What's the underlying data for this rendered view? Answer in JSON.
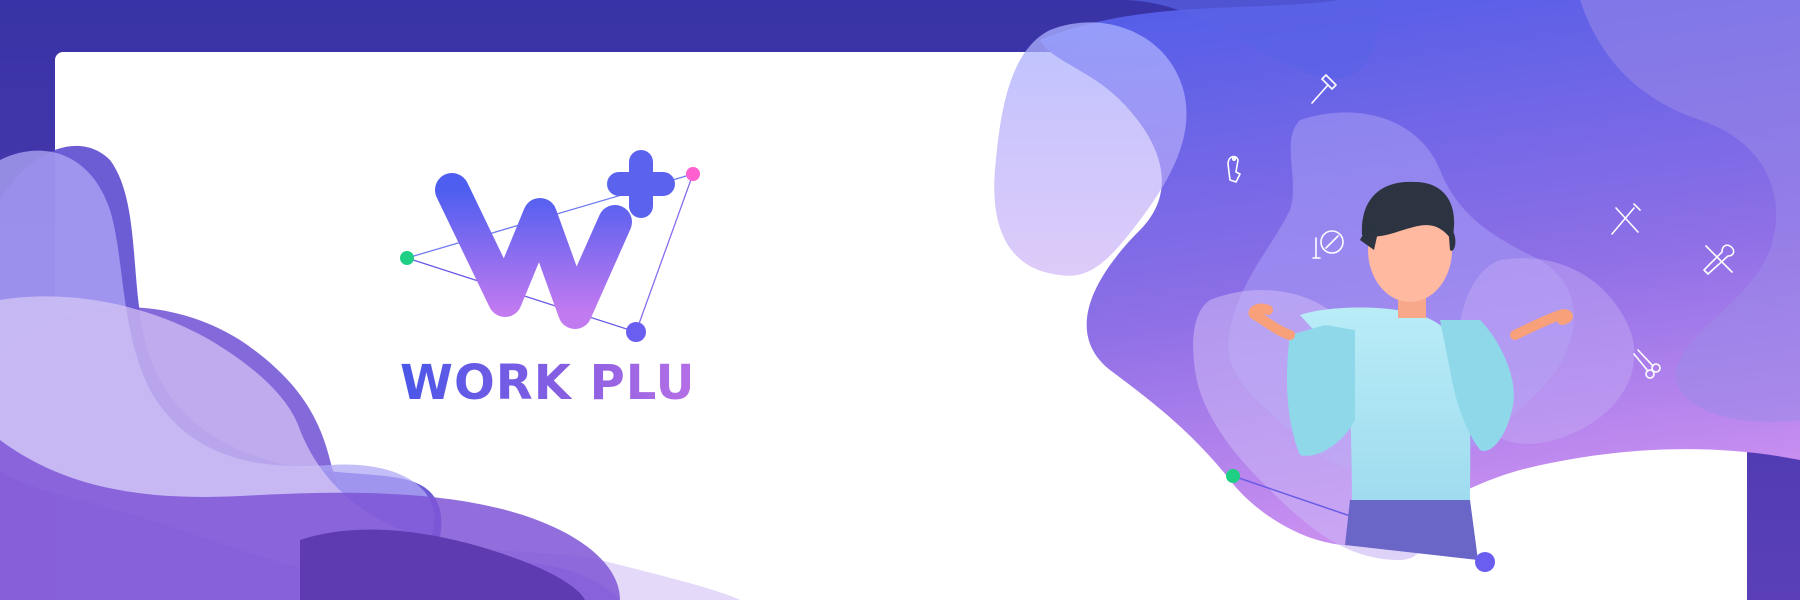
{
  "brand": {
    "name": "WORK PLUS",
    "logo_icon": "w-plus-logo-icon"
  },
  "scene": {
    "person": "shrugging-person-illustration",
    "tool_icons": [
      "hammer-icon",
      "dog-icon",
      "makeup-mirror-icon",
      "knife-fork-icon",
      "wrench-screwdriver-icon",
      "scissors-comb-icon"
    ]
  },
  "colors": {
    "frame": "#3a33a8",
    "card": "#ffffff",
    "accent_blue": "#4a57e8",
    "accent_purple": "#9b5fe0",
    "dot_green": "#1fd084",
    "dot_pink": "#ff5fcf",
    "dot_blue": "#6a5ef0",
    "shirt": "#a8e6f5"
  }
}
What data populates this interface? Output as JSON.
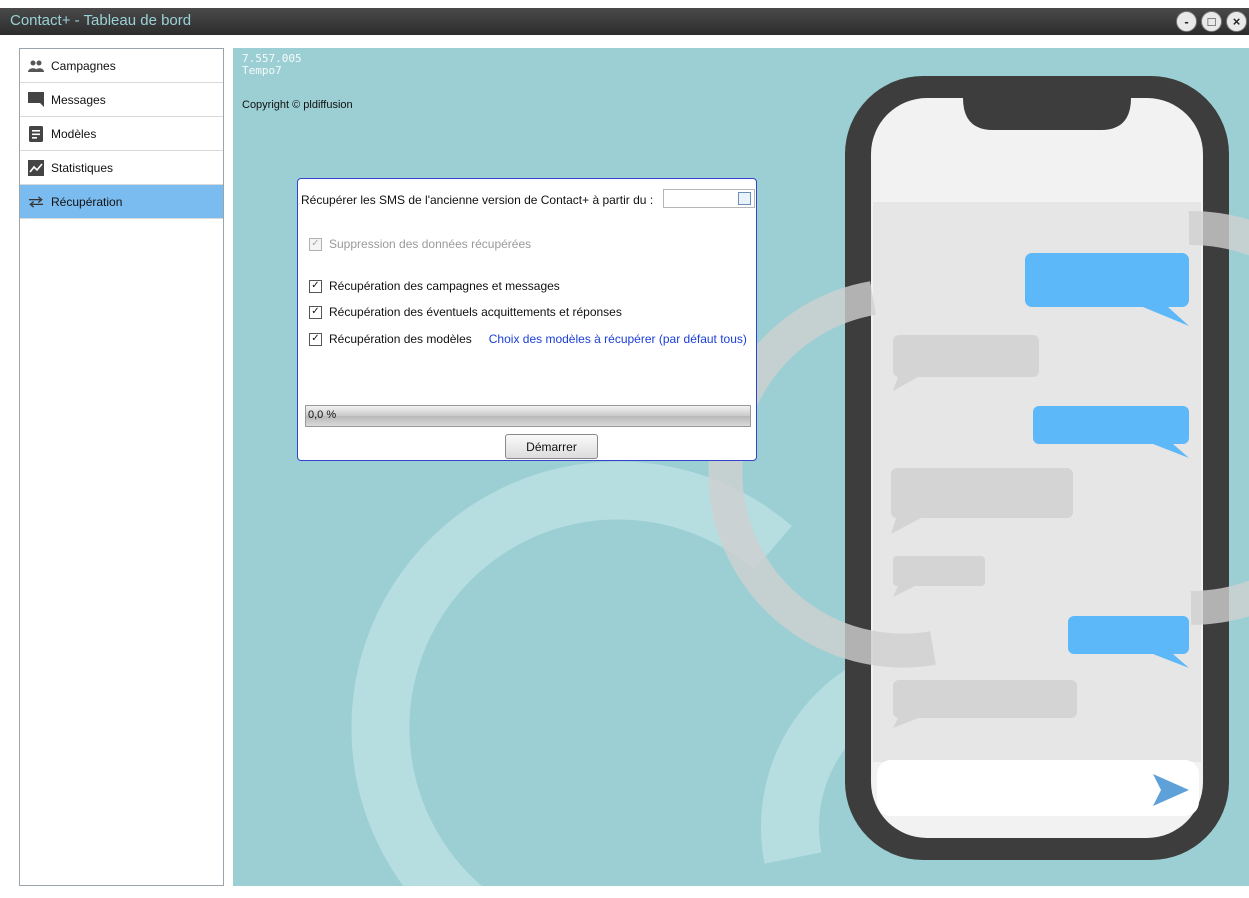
{
  "window": {
    "title": "Contact+ - Tableau de bord",
    "controls": {
      "minimize": "-",
      "maximize": "□",
      "close": "×"
    }
  },
  "sidebar": {
    "items": [
      {
        "label": "Campagnes",
        "icon": "people-icon",
        "active": false
      },
      {
        "label": "Messages",
        "icon": "chat-icon",
        "active": false
      },
      {
        "label": "Modèles",
        "icon": "document-icon",
        "active": false
      },
      {
        "label": "Statistiques",
        "icon": "chart-icon",
        "active": false
      },
      {
        "label": "Récupération",
        "icon": "transfer-icon",
        "active": true
      }
    ]
  },
  "header": {
    "version": "7.557.005",
    "build": "Tempo7",
    "copyright": "Copyright © pldiffusion"
  },
  "recovery": {
    "from_label": "Récupérer les SMS de l'ancienne version de Contact+ à partir du :",
    "date_value": "",
    "options": [
      {
        "label": "Suppression des données récupérées",
        "checked": true,
        "enabled": false
      },
      {
        "label": "Récupération des campagnes et messages",
        "checked": true,
        "enabled": true
      },
      {
        "label": "Récupération des éventuels acquittements et réponses",
        "checked": true,
        "enabled": true
      },
      {
        "label": "Récupération des modèles",
        "checked": true,
        "enabled": true
      }
    ],
    "templates_link": "Choix des modèles à récupérer (par défaut tous)",
    "progress_text": "0,0 %",
    "progress_fraction": 0.0,
    "start_button": "Démarrer"
  },
  "colors": {
    "accent": "#7bbcf0",
    "background": "#9ccfd4",
    "bubble_sent": "#5cb8f8",
    "bubble_received": "#d4d4d4",
    "link": "#1a3fd6"
  }
}
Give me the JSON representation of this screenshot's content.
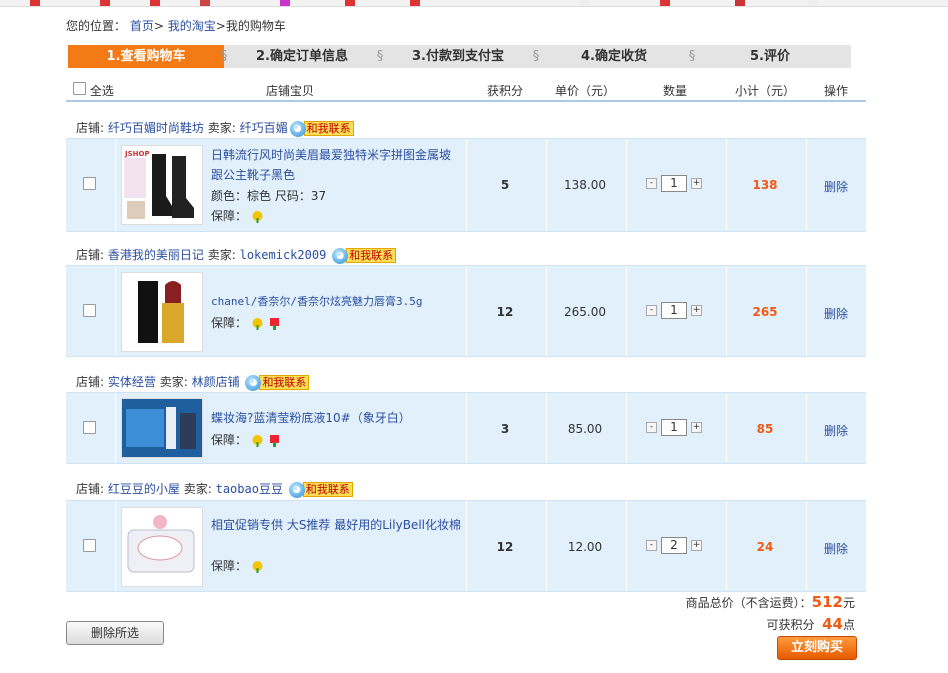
{
  "breadcrumb": {
    "prefix": "您的位置：",
    "home": "首页",
    "sep1": ">",
    "taobao": "我的淘宝",
    "sep2": ">",
    "current": "我的购物车"
  },
  "steps": [
    "1.查看购物车",
    "2.确定订单信息",
    "3.付款到支付宝",
    "4.确定收货",
    "5.评价"
  ],
  "table_header": {
    "select_all": "全选",
    "item": "店铺宝贝",
    "points": "获积分",
    "unit_price": "单价（元）",
    "quantity": "数量",
    "subtotal": "小计（元）",
    "action": "操作"
  },
  "contact_label": "和我联系",
  "stores": [
    {
      "store_label": "店铺:",
      "store": "纤巧百媚时尚鞋坊",
      "seller_label": "卖家:",
      "seller": "纤巧百媚",
      "item": {
        "title": "日韩流行风时尚美眉最爱独特米字拼图金属坡跟公主靴子黑色",
        "attr": "颜色：棕色  尺码：37",
        "guarantee": "保障：",
        "points": "5",
        "price": "138.00",
        "qty": "1",
        "subtotal": "138",
        "delete": "删除"
      }
    },
    {
      "store_label": "店铺:",
      "store": "香港我的美丽日记",
      "seller_label": "卖家:",
      "seller": "lokemick2009",
      "item": {
        "title": "chanel/香奈尔/香奈尔炫亮魅力唇膏3.5g",
        "attr": "",
        "guarantee": "保障：",
        "points": "12",
        "price": "265.00",
        "qty": "1",
        "subtotal": "265",
        "delete": "删除"
      }
    },
    {
      "store_label": "店铺:",
      "store": "实体经营",
      "seller_label": "卖家:",
      "seller": "林颜店铺",
      "item": {
        "title": "蝶妆海?蓝清莹粉底液10#（象牙白）",
        "attr": "",
        "guarantee": "保障：",
        "points": "3",
        "price": "85.00",
        "qty": "1",
        "subtotal": "85",
        "delete": "删除"
      }
    },
    {
      "store_label": "店铺:",
      "store": "红豆豆的小屋",
      "seller_label": "卖家:",
      "seller": "taobao豆豆",
      "item": {
        "title": "相宜促销专供 大S推荐 最好用的LilyBell化妆棉",
        "attr": "",
        "guarantee": "保障：",
        "points": "12",
        "price": "12.00",
        "qty": "2",
        "subtotal": "24",
        "delete": "删除"
      }
    }
  ],
  "summary": {
    "total_label": "商品总价（不含运费）：",
    "total": "512",
    "total_unit": "元",
    "earn_label": "可获积分",
    "earn": "44",
    "earn_unit": "点"
  },
  "buttons": {
    "delete_selected": "删除所选",
    "buy_now": "立刻购买"
  },
  "thumb_text": {
    "boots_brand": "JSHOP"
  },
  "colors": {
    "accent": "#f37a14",
    "link": "#2b4ea0",
    "row_bg": "#e1f0fb",
    "price_red": "#f05a14"
  }
}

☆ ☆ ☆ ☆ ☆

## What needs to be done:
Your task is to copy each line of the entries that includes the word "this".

## Solution:
What's the underlying data for this rendered view? Answer in JSON.
What data populates this interface? Output as JSON.
Give me the JSON representation of this screenshot's content.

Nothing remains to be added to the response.